Apart from the pictures, every part of the records below gets retyped exactly.
Information shown below:
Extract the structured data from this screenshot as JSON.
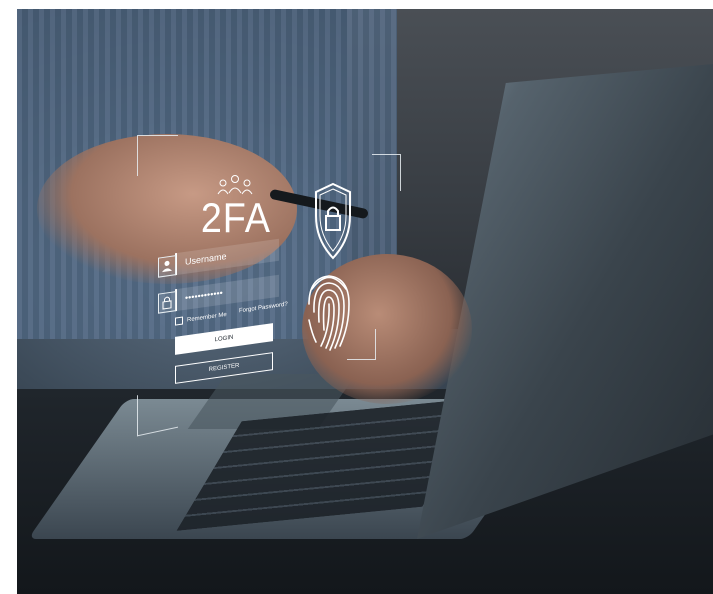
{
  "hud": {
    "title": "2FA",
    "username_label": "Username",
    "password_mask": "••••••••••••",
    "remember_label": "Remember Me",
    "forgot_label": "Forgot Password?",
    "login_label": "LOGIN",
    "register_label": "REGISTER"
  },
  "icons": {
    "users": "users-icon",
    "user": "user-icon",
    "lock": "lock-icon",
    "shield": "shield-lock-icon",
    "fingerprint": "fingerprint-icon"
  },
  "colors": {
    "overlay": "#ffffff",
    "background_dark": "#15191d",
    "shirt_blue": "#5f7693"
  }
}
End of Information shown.
Problem solution
Extract the structured data from this screenshot as JSON.
{
  "hud": {
    "title": "2FA",
    "username_label": "Username",
    "password_mask": "••••••••••••",
    "remember_label": "Remember Me",
    "forgot_label": "Forgot Password?",
    "login_label": "LOGIN",
    "register_label": "REGISTER"
  },
  "icons": {
    "users": "users-icon",
    "user": "user-icon",
    "lock": "lock-icon",
    "shield": "shield-lock-icon",
    "fingerprint": "fingerprint-icon"
  },
  "colors": {
    "overlay": "#ffffff",
    "background_dark": "#15191d",
    "shirt_blue": "#5f7693"
  }
}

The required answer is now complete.